*** EXERCISE INPUT ***

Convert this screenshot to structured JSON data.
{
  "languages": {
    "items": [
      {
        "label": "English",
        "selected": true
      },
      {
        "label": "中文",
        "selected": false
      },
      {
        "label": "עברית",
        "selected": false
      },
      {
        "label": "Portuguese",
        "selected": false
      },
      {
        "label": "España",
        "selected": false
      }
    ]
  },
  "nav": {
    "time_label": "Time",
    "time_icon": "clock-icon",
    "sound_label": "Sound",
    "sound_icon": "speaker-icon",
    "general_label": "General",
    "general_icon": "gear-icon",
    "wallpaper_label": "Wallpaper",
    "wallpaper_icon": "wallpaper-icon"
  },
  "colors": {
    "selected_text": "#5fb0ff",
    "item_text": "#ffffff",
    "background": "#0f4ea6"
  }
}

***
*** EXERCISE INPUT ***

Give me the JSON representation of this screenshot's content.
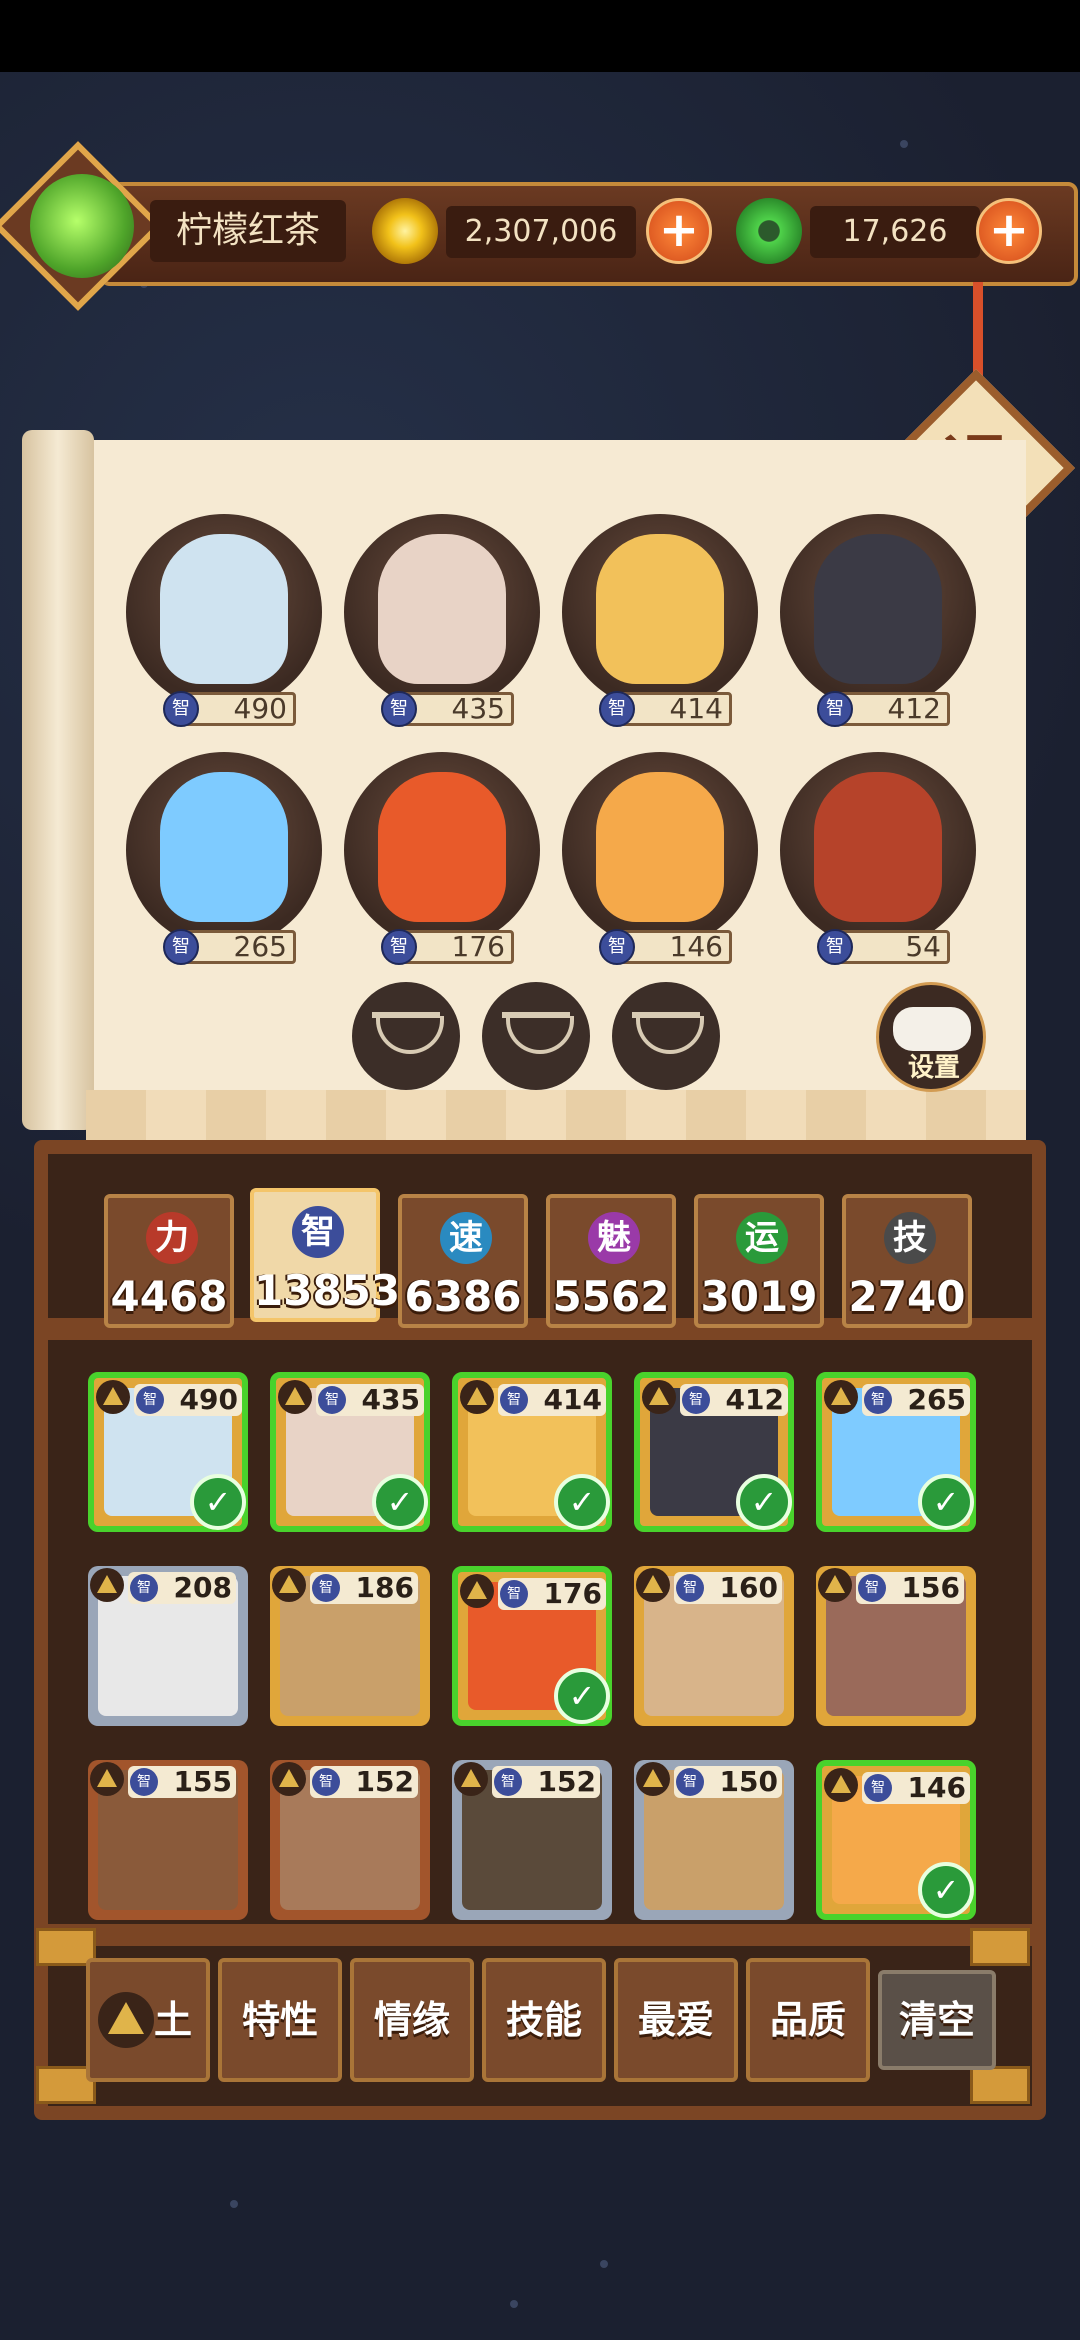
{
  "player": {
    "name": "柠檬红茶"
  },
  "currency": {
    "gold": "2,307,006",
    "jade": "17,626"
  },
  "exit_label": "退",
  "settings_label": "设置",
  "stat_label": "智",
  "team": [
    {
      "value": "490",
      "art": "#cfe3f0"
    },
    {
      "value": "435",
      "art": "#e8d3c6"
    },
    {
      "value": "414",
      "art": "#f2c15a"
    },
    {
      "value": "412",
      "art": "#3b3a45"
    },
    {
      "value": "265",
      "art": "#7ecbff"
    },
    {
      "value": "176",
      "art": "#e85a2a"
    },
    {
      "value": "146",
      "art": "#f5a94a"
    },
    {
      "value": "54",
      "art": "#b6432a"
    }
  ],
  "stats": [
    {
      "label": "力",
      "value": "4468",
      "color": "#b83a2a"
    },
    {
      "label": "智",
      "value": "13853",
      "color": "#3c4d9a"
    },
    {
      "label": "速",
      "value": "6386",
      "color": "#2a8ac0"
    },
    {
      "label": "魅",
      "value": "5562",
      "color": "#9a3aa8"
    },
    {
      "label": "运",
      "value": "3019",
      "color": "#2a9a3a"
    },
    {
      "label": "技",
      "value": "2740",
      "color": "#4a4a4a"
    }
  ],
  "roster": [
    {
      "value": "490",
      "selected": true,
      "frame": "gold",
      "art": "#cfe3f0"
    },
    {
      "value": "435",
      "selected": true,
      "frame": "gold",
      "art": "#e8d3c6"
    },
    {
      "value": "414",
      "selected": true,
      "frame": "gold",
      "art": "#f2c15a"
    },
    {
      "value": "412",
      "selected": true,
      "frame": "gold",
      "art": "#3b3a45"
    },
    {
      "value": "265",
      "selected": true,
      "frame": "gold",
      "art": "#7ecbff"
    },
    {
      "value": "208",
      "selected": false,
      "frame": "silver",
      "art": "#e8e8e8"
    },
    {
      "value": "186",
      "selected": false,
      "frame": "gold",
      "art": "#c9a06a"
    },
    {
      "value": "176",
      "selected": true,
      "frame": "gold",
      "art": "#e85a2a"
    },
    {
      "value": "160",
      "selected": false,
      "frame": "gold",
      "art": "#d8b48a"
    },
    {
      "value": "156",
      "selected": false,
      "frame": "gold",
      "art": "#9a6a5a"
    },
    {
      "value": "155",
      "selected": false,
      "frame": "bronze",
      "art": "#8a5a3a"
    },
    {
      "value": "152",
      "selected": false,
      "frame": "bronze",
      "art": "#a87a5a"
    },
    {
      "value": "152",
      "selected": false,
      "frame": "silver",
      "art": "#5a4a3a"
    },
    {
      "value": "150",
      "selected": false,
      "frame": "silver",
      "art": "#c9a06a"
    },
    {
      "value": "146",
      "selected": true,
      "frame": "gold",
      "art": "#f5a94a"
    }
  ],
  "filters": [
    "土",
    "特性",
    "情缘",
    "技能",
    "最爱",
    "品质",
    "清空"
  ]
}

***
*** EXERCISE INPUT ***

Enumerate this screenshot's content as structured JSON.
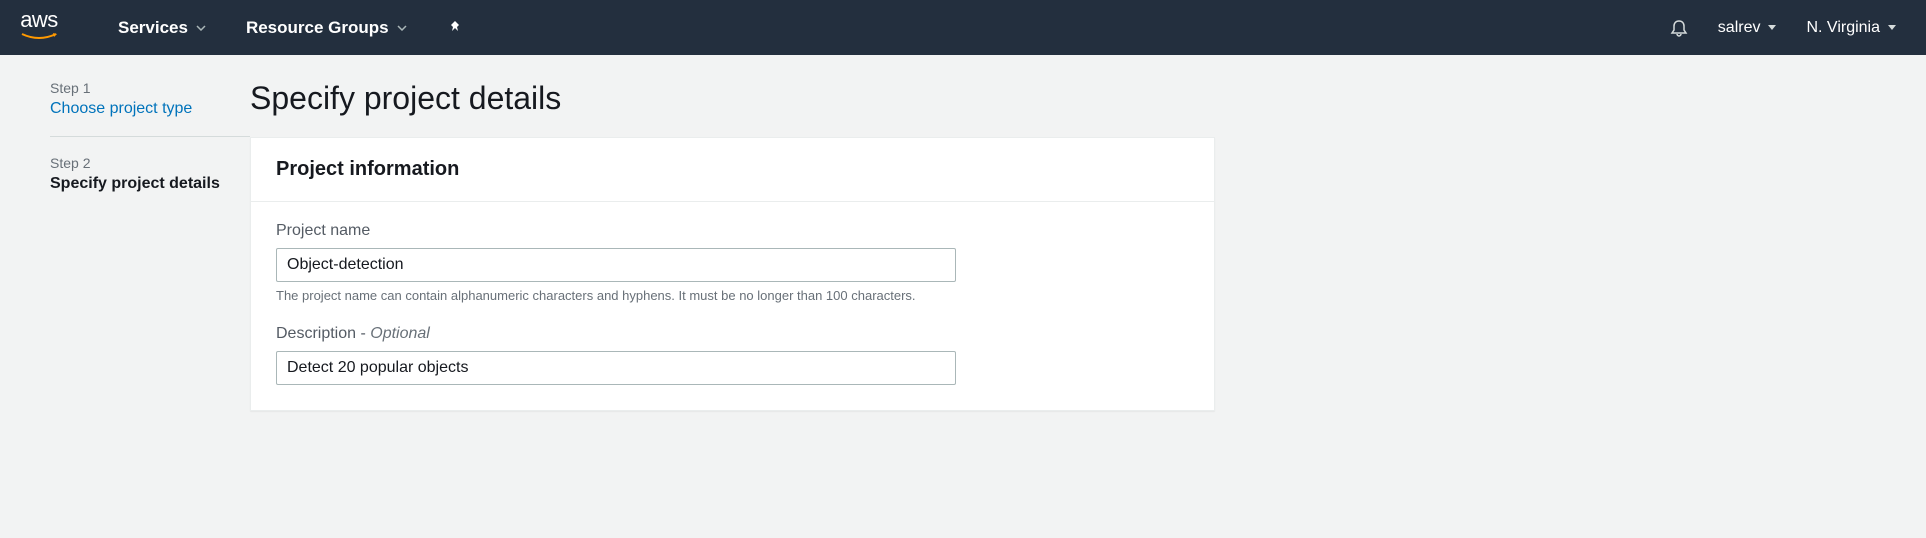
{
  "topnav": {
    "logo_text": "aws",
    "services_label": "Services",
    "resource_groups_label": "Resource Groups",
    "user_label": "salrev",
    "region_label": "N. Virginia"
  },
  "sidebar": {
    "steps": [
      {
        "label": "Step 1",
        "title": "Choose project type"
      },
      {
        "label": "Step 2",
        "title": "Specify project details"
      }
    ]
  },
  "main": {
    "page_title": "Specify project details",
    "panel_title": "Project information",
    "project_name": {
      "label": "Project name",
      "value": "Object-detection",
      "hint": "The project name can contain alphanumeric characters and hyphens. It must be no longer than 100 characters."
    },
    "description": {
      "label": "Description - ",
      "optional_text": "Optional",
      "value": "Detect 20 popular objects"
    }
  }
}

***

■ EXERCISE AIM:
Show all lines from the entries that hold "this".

■ WRITTEN ANSWER:
Convert this screenshot to structured JSON data.
Give me the JSON representation of this screenshot's content.
Enumerate this screenshot's content as structured JSON.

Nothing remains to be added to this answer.